Two Fairfax County middle-school students used stolen passwords to wreak havoc with a school software application used countywide by thousands of teachers, students and parents, according to authorities.

Officials at Lake Braddock Secondary School in Burke reported the breach to police Jan. 3, the first day of classes after winter vacation. Course content had been erased from the school’s Blackboard site, an online system that teachers use to post assignments, hold discussions and communicate with parents.

The Blackboard system had also been used to send inappropriate messages to students that appeared to come from teachers, said Maribeth Luftglass, Fairfax’s assistant superintendent for information technology.

According to one Lake Braddock parent, Facebook began buzzing in late December with students’ complaints about the Blackboard-related oddities, including missing assignments and “poorly written pornographic e-mails” they received via the online system.

An investigation led to the two boys, who had apparently obtained the passwords of a fellow student and 17 teachers, Luftglass said. Officials don’t know how the boys got the passwords, but there is no evidence that they hacked into the Blackboard software or exploited a security loophole, she said.

Citing privacy laws, Luftglass declined to name the two students or describe what school disciplinary measures would be taken. Meanwhile, Fairfax police “take these allegations very seriously” and are considering whether to charge the boys, said spokeswoman Lucy Caldwell.

Blackboard is a Washington-based company that provides education software to K-12 school districts and colleges across the country. A spokesman said the company expects to fully restore the deleted data.

This is not the first time a Fairfax student has gotten into Blackboard trouble. In 2010, a third-grader deleted content and changed the passwords of administrators, including Superintendent Jack D. Dale.

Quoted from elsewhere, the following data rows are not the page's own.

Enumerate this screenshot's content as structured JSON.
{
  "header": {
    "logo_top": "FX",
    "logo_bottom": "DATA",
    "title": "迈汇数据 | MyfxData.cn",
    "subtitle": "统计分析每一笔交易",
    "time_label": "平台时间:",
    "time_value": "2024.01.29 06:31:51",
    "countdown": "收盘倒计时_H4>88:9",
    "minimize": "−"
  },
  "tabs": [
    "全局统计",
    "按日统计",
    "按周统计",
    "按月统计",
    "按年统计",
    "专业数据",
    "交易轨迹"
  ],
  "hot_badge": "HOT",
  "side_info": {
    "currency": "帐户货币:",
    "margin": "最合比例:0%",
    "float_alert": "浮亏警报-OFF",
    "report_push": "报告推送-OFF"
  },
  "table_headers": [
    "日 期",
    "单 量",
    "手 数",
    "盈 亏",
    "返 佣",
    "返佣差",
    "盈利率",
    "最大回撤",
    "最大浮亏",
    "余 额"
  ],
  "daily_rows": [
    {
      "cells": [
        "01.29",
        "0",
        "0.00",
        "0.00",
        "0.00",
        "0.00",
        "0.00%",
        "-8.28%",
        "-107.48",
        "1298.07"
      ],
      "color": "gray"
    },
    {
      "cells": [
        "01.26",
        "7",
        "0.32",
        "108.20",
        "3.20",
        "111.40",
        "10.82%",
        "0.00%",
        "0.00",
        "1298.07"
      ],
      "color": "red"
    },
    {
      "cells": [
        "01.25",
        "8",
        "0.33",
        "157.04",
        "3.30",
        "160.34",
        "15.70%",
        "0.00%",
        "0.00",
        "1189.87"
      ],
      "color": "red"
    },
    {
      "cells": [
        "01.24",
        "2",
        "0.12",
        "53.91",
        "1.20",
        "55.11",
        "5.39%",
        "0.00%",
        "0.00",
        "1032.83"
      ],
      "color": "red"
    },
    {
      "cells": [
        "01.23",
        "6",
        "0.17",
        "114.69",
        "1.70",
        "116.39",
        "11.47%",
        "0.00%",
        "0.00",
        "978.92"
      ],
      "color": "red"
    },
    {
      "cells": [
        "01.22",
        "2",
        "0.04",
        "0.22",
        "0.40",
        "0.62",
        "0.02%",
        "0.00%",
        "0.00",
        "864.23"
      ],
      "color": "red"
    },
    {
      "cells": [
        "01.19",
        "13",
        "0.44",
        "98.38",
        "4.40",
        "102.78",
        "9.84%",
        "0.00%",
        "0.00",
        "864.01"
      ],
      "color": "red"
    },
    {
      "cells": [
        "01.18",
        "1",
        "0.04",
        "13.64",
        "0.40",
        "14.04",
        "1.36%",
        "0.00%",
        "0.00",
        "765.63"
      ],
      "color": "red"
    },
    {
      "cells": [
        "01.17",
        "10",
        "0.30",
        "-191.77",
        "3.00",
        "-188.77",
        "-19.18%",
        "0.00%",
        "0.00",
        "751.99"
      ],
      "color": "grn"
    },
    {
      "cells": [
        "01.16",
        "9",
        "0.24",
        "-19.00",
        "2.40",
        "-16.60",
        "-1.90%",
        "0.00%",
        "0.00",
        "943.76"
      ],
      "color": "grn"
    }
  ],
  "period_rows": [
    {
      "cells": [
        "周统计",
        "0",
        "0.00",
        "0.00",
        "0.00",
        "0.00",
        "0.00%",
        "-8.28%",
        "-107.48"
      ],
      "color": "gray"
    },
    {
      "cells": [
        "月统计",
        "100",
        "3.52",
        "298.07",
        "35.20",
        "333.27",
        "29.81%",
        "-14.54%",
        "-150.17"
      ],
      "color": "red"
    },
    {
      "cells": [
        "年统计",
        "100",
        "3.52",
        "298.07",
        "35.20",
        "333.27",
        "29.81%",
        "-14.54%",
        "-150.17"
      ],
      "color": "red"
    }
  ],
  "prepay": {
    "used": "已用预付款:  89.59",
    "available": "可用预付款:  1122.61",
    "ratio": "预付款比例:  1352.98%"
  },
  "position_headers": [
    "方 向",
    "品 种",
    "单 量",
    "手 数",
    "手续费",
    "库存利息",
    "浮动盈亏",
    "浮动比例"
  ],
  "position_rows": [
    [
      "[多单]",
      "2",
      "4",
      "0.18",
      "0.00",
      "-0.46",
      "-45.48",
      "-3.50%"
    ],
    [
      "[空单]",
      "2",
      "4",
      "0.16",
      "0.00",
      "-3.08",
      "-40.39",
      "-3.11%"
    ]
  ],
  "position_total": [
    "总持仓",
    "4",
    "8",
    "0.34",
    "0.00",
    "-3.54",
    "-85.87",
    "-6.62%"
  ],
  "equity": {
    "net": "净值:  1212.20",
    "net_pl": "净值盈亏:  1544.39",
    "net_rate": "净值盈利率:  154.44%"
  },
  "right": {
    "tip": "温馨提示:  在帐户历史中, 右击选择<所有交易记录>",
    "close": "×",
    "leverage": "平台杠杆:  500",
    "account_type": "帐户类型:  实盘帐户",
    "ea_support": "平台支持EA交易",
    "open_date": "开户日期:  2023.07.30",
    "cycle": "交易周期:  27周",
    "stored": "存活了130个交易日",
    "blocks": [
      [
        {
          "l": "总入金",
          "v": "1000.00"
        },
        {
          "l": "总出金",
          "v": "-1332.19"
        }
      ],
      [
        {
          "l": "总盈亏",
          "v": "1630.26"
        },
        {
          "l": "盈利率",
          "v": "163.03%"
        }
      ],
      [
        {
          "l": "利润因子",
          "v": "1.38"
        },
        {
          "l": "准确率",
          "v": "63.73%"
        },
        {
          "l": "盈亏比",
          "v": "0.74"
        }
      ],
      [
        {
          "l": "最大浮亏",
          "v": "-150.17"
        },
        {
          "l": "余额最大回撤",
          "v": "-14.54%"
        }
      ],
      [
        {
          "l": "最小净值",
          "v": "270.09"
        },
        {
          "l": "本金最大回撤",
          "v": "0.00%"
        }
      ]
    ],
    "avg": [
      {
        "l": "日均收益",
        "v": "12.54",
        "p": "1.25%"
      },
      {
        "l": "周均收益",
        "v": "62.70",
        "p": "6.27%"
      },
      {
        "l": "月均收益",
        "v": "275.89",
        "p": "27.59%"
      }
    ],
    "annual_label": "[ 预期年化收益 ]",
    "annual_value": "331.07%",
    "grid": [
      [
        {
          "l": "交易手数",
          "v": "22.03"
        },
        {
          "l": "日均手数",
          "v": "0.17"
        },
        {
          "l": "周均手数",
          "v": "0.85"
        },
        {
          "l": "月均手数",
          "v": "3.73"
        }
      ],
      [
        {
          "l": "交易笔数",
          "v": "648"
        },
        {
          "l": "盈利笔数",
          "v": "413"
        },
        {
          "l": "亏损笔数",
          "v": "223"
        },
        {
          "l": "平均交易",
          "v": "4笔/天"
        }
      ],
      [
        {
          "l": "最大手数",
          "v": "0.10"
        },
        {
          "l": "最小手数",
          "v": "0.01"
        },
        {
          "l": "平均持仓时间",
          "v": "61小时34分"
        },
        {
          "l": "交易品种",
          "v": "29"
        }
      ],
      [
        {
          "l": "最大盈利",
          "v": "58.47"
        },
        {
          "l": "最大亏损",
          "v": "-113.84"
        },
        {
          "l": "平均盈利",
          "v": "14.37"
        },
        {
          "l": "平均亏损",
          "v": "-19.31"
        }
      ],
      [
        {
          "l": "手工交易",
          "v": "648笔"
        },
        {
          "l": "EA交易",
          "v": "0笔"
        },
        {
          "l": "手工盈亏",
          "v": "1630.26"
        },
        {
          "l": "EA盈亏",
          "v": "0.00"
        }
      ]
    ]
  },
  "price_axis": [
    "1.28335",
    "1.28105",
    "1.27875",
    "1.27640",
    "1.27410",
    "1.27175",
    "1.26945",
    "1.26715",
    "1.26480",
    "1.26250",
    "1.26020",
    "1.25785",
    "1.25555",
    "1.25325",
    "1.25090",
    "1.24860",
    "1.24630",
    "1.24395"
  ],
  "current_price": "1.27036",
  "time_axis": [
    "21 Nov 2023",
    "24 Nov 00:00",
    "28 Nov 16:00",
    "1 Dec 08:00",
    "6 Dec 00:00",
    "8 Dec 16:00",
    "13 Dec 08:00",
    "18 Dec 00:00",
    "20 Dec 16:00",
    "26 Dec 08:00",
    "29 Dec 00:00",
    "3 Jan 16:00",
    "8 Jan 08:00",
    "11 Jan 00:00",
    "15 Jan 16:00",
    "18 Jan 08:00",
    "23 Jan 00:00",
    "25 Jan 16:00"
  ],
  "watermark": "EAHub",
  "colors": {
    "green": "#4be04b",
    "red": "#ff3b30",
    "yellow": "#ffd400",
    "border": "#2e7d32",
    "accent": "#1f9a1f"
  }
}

An investigation revealed that the 9-year-old had used his teacher’s password to gain access to the system. Police at the time said the child was “very intelligent” and “had no criminal intent.” No charges were filed.